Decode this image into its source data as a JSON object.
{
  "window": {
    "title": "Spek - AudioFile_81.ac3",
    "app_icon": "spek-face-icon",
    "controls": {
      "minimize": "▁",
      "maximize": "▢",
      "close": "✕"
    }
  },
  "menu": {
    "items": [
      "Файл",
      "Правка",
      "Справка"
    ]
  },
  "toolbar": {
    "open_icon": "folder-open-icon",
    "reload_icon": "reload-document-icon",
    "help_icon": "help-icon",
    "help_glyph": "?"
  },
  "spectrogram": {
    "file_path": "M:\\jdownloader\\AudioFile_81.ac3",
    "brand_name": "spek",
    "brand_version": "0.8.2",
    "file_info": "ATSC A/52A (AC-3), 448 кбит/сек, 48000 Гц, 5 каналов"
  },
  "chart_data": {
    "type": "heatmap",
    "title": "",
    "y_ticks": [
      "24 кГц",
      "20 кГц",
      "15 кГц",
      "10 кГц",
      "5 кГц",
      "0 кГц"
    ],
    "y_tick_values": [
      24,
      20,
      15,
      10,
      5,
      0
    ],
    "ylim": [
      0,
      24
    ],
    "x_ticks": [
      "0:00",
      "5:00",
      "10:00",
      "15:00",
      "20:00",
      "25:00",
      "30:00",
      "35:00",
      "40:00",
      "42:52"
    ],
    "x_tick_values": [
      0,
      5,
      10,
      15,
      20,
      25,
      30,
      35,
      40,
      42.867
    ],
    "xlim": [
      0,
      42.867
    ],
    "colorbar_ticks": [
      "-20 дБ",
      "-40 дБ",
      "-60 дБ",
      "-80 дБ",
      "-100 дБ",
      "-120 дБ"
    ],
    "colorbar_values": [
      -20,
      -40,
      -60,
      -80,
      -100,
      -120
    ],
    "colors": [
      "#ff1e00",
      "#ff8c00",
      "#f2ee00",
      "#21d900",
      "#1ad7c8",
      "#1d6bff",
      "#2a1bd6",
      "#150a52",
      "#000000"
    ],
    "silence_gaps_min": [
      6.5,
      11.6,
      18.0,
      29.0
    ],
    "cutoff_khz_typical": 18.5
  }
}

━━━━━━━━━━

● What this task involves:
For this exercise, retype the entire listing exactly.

● Answer for the task:
Decode this image into its source data as a JSON object.
{
  "window": {
    "title": "Spek - AudioFile_81.ac3",
    "app_icon": "spek-face-icon",
    "controls": {
      "minimize": "▁",
      "maximize": "▢",
      "close": "✕"
    }
  },
  "menu": {
    "items": [
      "Файл",
      "Правка",
      "Справка"
    ]
  },
  "toolbar": {
    "open_icon": "folder-open-icon",
    "reload_icon": "reload-document-icon",
    "help_icon": "help-icon",
    "help_glyph": "?"
  },
  "spectrogram": {
    "file_path": "M:\\jdownloader\\AudioFile_81.ac3",
    "brand_name": "spek",
    "brand_version": "0.8.2",
    "file_info": "ATSC A/52A (AC-3), 448 кбит/сек, 48000 Гц, 5 каналов"
  },
  "chart_data": {
    "type": "heatmap",
    "title": "",
    "y_ticks": [
      "24 кГц",
      "20 кГц",
      "15 кГц",
      "10 кГц",
      "5 кГц",
      "0 кГц"
    ],
    "y_tick_values": [
      24,
      20,
      15,
      10,
      5,
      0
    ],
    "ylim": [
      0,
      24
    ],
    "x_ticks": [
      "0:00",
      "5:00",
      "10:00",
      "15:00",
      "20:00",
      "25:00",
      "30:00",
      "35:00",
      "40:00",
      "42:52"
    ],
    "x_tick_values": [
      0,
      5,
      10,
      15,
      20,
      25,
      30,
      35,
      40,
      42.867
    ],
    "xlim": [
      0,
      42.867
    ],
    "colorbar_ticks": [
      "-20 дБ",
      "-40 дБ",
      "-60 дБ",
      "-80 дБ",
      "-100 дБ",
      "-120 дБ"
    ],
    "colorbar_values": [
      -20,
      -40,
      -60,
      -80,
      -100,
      -120
    ],
    "colors": [
      "#ff1e00",
      "#ff8c00",
      "#f2ee00",
      "#21d900",
      "#1ad7c8",
      "#1d6bff",
      "#2a1bd6",
      "#150a52",
      "#000000"
    ],
    "silence_gaps_min": [
      6.5,
      11.6,
      18.0,
      29.0
    ],
    "cutoff_khz_typical": 18.5
  }
}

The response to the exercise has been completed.